Why 3 Canadian newspapers gave up on the tablet edition
Those wonderfully produced tablet editions of the Postmedia group in Canada have ceased to exist. Yet, other tablet editions in Canada appear to thrive. What gives?
The Postmedia tablet editions are now history. They went from the infant to the toddler stage to the end in a relatively short period. They were barely learning how to walk!
Disclaimer: I was the consultant involved in the rethink of the Postmedia titles in 2013, which included new strategies across all platforms, including the creation of those evening tablet editions.
As one highly placed Postmedia executive described it for me this week:
"The surgery was a success, but the patient dies." He added: "Audience just didn't come."
Good surgeons in such a situation will always do a good post-mortem to learn what went wrong and how to avoid similar outcomes.
As I look back, I don't think there is a single thing that we would do different procedurally. As we rethought the various Postmedia titles, [we] went for a digital-first approach, redesigned the print products and created a common visual language for all platforms, we always envisioned an evening tablet edition that would capture the best feature stories of the day, provide an outlet for more visual storytelling, via video and photo galleries, and lure readers, at the end of the day, for a more lean-back experience.
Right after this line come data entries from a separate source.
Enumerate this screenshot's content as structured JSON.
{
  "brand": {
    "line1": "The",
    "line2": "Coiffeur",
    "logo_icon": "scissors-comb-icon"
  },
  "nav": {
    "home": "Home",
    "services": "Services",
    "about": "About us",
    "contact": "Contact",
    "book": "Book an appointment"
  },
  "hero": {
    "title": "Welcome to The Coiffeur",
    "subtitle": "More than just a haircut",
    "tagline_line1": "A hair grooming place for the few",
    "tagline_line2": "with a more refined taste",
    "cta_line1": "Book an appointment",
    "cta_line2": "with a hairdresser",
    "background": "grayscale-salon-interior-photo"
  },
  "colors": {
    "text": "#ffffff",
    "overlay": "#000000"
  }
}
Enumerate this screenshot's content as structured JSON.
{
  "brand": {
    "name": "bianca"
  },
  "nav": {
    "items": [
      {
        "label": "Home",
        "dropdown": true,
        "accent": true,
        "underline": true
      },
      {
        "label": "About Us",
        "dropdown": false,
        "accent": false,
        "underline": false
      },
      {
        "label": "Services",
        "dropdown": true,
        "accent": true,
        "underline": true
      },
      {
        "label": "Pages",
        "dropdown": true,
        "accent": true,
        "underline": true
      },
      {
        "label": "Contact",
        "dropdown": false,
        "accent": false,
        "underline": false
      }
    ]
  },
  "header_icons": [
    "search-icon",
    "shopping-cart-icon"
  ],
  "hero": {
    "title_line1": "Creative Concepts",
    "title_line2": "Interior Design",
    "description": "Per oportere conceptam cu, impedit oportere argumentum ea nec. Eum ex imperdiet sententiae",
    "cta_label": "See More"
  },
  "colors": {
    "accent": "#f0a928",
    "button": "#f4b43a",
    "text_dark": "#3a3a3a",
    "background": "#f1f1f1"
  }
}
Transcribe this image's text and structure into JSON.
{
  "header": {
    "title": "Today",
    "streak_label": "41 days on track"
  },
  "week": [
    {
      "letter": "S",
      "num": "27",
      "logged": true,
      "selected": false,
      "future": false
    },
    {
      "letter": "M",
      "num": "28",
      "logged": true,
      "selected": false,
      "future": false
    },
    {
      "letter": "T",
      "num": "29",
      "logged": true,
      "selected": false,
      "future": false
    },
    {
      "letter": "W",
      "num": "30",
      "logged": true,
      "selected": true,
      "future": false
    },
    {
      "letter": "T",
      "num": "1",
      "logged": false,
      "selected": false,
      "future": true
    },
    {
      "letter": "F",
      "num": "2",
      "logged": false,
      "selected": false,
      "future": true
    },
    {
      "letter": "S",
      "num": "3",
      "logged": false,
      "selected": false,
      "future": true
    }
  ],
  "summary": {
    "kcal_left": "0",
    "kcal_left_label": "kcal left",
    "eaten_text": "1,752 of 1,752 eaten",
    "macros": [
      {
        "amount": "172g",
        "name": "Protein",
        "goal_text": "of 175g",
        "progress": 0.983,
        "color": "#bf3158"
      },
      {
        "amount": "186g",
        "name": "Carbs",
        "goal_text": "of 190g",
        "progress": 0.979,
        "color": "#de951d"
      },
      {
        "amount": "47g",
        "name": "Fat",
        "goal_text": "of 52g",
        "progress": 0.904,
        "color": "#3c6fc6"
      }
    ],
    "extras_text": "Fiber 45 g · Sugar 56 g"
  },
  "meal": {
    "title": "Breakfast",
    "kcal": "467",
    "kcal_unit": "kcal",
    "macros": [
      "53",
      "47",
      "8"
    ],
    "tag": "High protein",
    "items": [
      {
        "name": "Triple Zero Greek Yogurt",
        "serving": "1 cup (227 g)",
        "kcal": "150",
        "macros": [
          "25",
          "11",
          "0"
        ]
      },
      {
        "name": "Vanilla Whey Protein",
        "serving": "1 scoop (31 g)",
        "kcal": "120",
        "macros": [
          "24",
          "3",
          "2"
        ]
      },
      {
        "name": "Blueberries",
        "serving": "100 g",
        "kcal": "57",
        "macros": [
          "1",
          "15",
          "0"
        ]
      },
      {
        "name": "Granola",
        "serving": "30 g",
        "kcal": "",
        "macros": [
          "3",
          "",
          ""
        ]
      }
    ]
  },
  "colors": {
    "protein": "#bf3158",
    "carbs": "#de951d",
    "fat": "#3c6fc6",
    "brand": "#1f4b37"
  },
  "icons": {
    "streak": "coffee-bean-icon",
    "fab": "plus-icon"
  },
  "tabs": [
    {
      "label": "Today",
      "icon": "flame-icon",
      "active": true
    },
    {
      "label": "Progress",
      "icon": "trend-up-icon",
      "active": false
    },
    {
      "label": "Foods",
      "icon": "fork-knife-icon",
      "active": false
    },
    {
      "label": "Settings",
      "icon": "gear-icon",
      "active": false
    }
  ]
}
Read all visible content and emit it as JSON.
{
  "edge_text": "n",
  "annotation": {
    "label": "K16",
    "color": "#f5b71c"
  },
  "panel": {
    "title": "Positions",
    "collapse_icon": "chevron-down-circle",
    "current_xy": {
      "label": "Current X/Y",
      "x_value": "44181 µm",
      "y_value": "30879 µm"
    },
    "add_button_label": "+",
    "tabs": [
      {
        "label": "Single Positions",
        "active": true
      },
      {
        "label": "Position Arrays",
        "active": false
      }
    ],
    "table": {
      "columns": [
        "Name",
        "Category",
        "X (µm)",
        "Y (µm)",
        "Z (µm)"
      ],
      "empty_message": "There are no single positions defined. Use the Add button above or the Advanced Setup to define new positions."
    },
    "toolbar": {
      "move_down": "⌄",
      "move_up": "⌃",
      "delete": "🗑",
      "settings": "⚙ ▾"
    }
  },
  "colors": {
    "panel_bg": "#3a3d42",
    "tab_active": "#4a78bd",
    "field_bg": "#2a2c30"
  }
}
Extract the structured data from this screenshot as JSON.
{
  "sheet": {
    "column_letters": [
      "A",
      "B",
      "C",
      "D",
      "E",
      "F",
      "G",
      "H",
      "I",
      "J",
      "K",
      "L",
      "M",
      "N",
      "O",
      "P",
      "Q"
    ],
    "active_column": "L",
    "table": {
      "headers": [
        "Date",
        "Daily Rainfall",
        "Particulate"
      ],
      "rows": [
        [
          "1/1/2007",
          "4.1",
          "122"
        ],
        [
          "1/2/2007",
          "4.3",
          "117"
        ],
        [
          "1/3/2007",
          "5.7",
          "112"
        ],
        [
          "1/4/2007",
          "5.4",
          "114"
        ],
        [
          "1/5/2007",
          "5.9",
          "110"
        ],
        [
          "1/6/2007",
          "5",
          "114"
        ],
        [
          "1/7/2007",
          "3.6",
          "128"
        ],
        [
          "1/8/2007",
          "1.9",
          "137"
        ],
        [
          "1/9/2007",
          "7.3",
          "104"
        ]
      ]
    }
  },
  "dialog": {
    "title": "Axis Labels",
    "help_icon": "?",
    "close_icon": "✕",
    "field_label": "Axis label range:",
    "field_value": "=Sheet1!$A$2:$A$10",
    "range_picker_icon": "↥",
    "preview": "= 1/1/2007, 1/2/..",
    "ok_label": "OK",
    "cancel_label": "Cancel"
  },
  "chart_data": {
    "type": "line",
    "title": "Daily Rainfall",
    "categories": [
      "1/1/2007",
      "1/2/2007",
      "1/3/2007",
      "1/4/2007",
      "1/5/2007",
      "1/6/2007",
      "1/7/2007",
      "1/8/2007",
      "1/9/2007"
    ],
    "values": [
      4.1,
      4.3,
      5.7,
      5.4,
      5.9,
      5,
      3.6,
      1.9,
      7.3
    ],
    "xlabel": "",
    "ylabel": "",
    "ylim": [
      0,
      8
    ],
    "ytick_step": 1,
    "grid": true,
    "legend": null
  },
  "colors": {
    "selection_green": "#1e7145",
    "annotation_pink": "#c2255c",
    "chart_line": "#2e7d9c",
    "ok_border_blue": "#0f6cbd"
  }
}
These are all ideas that we still embrace and which have been successful for other newspapers, including such Canadian titles as La Presse+, a tablet product that will replace the print edition soon, and now for The Globe & Mail and The Toronto Star (where the verdict is still out on its success).
In Denmark, Berlingske has captured a good and devoted following for its tablet editions (there is a morning and an evening one) with distinct, highly visual content.
Not so at Norway’s Aftenposten, where the tablet edition limps along, with many readers switching to their smartphones for information at all hours of the day.
At McClatchy, one of our recent products, we decided to create tablet editions that combine news and features, with news as a very important component. Focus groups told us that readers wanted both news and features.
Is it time to pull the plug on evening tablet editions?
Not at all, but perhaps it is time to examine the issue of frequency and to realize that when we are talking mobile platforms, a large share of the public's attention is going to smartphones.
It is safe to assert that our audience is holding on to a smartphone for everyone of their waking hours. We simply don't put the phone down. I myself find that I am reading longer pieces on my iPhone 6. I am watching videos there, too.
I still read The New York Times each evening on my tablet, but I know many of my acquaintances do it on their smartphones.
Perhaps the concept of the tablet edition needs to be revised. In markets, such as Denmark, where the evening tablet edition is a success, there is the presence of the e-paper — tomorrow's printed newspaper — as a major component.
So the users want news updates, tomorrow's newspaper and some distinct multimedia feature stories. That seems to be a mix that pleases those users who read on the tablet.
Whatever one decides to do, one must be prepared for the reality that smartphones have pushed the tablet out of our hands at most hours of the day.
Those Postmedia editors can have the satisfaction of knowing that they created a product of high quality. It will be helpful to deconstruct the project and to find out why it failed to resonate with more readers.
As Lucinda Chodan, editor of the Montreal Gazette, put it to me: "We told the newsrooms in Montreal, Ottawa and Calgary ….that in spite of the fine work featured on our tablet edition, it had failed to achieve a critical mass or readers or advertisers, so we are reverting to our previous auto-fed tablet app. We had a toast in the tablet "pod" just after publication of the last edition and the fine team that had worked on it."
The end of tablet editions? Not at all. But perhaps they are not for every market, and they need to include a different mix of news and features and allow for many readers to read those on their smartphones. We learn as we go, and, as I often say, it's difficult to assess progress without experimentation.
That's exactly how the internal Postmedia memo referred to the end of the tablet editions:
"We are not abandoning anything – we are learning and iterating. Our audiences are telling us what they want – page view by page view."
Related: Garcia Media Blog: What next for tablet editions?